“‘Any time you have an asset that doubles in value over a decade, there is cause for concern about how sustainable that growth is,’ said Richard A. Brown, chief economist at the Federal Deposit Insurance Corporation.”
Whether current land prices are sustainable or a bubble largely depends on whether recent factors that have positively affected land price increases continue into the future. Interest rates are unlikely to go into the stratosphere in the near future, and there will always be farmers looking add acreage to their farms.

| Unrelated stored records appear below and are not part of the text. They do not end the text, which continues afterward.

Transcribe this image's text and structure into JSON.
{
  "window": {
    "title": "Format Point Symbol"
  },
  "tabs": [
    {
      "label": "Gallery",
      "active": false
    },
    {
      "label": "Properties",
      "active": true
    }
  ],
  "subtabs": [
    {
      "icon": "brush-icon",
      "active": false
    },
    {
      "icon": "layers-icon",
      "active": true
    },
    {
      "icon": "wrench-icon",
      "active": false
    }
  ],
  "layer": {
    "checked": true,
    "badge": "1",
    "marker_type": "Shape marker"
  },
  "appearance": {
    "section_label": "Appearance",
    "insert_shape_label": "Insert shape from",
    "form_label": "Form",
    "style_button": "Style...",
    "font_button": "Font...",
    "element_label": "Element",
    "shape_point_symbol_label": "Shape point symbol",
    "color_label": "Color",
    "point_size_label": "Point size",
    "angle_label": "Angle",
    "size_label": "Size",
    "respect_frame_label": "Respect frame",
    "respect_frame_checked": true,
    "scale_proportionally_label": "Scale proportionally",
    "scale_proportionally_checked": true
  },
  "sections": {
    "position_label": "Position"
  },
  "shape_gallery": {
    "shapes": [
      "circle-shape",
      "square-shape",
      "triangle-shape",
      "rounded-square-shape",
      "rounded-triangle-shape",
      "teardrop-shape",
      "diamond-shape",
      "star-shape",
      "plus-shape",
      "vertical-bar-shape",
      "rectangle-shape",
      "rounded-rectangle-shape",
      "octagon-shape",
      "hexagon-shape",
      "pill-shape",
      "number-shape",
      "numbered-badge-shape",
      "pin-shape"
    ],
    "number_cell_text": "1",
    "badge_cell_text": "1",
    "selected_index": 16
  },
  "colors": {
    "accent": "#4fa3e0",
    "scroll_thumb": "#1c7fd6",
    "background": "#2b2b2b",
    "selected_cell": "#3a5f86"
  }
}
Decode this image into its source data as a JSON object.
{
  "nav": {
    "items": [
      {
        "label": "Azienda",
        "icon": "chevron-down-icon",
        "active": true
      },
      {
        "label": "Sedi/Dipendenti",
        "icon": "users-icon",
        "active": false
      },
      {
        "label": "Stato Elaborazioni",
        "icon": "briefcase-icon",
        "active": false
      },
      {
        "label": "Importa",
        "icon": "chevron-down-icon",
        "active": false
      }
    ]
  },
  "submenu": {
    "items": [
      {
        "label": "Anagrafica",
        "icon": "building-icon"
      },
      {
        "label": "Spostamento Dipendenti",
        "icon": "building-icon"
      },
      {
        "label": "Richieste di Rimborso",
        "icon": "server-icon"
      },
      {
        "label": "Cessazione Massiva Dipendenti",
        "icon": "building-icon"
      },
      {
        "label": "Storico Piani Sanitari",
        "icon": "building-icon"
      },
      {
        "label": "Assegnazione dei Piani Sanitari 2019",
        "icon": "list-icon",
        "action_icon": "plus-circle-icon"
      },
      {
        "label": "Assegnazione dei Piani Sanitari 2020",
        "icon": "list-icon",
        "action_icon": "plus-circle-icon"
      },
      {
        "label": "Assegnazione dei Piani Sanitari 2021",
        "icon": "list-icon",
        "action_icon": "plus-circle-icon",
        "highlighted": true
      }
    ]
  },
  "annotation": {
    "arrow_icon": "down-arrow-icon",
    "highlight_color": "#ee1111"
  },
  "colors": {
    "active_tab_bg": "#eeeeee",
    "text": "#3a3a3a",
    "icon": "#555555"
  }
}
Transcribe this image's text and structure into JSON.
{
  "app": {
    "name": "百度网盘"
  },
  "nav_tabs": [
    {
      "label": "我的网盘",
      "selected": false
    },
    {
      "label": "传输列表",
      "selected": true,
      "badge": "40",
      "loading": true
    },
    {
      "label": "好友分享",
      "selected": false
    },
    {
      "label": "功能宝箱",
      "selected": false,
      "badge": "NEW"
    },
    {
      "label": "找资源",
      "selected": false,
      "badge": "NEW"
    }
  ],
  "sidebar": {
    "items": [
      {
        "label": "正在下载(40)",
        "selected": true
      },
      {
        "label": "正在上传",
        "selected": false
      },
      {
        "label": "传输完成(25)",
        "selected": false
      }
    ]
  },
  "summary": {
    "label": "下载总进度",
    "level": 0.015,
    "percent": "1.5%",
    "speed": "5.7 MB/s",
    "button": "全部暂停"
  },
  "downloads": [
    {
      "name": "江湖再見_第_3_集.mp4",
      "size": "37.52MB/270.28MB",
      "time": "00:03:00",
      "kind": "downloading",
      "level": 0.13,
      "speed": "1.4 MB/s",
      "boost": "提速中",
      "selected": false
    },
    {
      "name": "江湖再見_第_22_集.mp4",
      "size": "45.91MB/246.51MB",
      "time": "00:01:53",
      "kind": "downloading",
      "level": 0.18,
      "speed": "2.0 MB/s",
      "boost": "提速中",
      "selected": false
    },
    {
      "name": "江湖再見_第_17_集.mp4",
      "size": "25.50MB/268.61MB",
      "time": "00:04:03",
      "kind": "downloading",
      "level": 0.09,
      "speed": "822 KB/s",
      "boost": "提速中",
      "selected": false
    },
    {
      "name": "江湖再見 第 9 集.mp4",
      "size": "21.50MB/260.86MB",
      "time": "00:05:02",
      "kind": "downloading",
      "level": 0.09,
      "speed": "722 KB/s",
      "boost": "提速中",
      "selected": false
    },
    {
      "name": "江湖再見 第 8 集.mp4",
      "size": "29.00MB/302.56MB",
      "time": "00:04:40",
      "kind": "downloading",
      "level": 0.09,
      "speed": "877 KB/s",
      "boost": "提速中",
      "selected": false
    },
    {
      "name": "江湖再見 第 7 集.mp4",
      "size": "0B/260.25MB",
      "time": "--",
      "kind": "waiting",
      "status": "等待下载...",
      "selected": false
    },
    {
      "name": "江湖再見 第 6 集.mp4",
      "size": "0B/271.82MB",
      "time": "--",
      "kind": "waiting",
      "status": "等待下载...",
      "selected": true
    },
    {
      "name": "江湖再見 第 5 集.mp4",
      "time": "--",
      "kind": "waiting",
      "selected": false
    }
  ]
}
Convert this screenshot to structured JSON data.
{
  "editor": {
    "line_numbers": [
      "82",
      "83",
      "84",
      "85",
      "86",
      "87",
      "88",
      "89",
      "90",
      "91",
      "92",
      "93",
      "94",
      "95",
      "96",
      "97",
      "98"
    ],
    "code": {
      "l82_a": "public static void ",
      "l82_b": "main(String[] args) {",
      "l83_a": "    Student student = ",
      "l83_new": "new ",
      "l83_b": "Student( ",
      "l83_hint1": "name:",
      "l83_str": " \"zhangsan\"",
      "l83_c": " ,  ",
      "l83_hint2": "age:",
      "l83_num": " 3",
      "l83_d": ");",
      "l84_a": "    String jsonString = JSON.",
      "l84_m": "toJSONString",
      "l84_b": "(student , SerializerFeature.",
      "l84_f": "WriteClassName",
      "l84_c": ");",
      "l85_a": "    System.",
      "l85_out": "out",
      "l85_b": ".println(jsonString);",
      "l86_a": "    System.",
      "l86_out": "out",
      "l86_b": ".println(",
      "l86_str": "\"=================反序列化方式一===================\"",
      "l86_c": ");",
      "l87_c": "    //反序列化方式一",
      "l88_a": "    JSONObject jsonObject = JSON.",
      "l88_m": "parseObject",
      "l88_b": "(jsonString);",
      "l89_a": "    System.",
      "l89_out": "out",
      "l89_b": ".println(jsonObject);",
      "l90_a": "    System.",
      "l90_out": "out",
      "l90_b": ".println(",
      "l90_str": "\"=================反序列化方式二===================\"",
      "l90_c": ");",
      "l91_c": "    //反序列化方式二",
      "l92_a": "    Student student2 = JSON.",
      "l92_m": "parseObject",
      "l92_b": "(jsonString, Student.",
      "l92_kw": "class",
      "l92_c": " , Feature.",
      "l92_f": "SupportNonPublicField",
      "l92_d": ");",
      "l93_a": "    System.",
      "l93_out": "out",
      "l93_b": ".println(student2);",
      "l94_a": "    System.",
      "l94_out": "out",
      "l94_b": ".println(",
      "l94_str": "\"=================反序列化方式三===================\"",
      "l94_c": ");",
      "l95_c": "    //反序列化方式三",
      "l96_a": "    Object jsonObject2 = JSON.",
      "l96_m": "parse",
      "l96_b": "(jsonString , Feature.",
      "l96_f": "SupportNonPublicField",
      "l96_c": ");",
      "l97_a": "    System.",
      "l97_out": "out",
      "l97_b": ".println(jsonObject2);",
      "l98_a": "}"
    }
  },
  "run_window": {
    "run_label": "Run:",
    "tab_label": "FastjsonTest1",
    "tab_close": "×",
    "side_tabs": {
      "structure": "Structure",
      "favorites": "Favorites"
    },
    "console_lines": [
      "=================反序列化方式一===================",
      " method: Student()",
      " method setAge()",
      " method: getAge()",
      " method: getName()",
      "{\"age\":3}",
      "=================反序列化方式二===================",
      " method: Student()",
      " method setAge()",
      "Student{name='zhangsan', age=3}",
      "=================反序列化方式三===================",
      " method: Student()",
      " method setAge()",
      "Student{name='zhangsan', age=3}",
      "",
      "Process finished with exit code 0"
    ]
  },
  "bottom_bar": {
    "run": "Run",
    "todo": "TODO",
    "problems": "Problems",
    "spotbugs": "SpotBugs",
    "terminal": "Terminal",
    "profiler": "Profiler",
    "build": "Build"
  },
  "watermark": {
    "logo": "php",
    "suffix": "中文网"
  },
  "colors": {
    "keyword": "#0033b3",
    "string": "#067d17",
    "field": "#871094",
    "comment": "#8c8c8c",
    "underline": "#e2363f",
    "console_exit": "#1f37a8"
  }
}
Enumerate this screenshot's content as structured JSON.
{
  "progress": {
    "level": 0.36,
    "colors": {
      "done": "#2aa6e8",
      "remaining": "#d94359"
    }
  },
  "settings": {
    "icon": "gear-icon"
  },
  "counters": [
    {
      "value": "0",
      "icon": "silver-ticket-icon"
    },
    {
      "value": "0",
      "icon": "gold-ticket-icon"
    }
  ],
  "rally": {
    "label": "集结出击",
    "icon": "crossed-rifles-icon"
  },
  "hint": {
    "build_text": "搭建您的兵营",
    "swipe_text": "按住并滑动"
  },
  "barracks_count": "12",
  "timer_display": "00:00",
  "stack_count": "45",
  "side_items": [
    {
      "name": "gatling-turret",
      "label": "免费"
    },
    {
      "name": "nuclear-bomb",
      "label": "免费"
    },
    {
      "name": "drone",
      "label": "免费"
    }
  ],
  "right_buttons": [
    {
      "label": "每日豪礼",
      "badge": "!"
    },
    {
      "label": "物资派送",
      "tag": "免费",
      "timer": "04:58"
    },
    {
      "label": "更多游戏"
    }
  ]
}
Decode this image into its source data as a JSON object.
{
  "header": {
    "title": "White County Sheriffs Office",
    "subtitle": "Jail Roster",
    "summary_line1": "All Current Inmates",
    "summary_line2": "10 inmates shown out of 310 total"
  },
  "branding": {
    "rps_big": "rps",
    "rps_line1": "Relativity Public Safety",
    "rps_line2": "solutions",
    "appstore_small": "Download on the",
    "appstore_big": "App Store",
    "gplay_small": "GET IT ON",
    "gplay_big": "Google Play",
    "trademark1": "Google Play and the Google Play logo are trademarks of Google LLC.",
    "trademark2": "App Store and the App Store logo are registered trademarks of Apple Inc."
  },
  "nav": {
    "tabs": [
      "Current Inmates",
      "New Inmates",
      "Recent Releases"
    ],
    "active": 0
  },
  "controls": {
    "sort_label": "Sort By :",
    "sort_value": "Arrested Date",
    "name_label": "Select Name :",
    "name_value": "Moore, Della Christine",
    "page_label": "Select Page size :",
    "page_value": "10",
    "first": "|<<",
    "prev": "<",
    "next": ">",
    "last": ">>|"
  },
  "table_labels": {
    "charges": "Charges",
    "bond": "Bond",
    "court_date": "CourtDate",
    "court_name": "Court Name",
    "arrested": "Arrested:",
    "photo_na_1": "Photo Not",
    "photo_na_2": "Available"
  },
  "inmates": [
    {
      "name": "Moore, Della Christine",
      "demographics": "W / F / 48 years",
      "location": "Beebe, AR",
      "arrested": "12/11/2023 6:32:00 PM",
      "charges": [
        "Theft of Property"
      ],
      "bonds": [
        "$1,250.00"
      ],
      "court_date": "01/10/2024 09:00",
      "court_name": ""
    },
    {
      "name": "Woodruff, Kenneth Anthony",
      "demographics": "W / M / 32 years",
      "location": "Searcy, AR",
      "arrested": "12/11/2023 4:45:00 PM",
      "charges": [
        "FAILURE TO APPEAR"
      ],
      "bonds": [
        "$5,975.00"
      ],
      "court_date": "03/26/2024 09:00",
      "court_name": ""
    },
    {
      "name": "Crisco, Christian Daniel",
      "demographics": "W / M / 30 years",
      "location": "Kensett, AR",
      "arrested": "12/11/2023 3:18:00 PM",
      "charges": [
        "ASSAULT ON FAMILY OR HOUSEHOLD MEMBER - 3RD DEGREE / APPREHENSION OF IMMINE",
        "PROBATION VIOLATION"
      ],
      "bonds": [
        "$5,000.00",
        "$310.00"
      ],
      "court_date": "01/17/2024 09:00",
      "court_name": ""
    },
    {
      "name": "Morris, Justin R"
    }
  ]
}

The critical question marks are future crop prices and the ability of revenue insurance to help offset lower grain prices. What if the US produces 3.5-billion to 4-billion additional bushels of corn in each of the next couple years? This could easily happen if corn yields return to trend levels and farmers plant the corn acreage they brought into production the last couple of years.
That would not be a problem if there is a corresponding jump in demand. But demand prospects look much different from what was experienced in the previous five years or so. Clearly corn demand for ethanol will not repeat the explosive growth of earlier years. High feed prices and widespread drought have destroyed a significant portion of prospective livestock feed demand and US exports are likely to be affected as much by our export competitors supplying additional grain as importers demanding more grain.
Revenue insurance provides farmers nearly a “home free” card when crop revenue drops during—or just following—times when grain prices are abnormally high, but provide little to no meaningful protection during extended periods of severely depressed prices.
Two or three years of 14-billion- to 15-billion- bushel corn crops would most likely cause prices to be severely depressed. Since it is unlikely that revenue insurance could be the savior it has been this year and given the political climate for the next farm bill, it is very possible that net income in the years ahead will not support current land prices, let alone further increases in land prices. Then again with continuing weather-based yield shortfalls and the resulting high crop prices…
Daryll E. Ray holds the Blasingame Chair of Excellence in Agricultural Policy, Institute of Agriculture, University of Tennessee, and is the Director of UT’s Agricultural Policy Analysis Center (APAC). Harwood D. Schaffer is a Research Assistant Professor at APAC. (865) 974-7407; Fax: (865) 974-7298; email@example.com and firstname.lastname@example.org; http://www.agpolicy.org.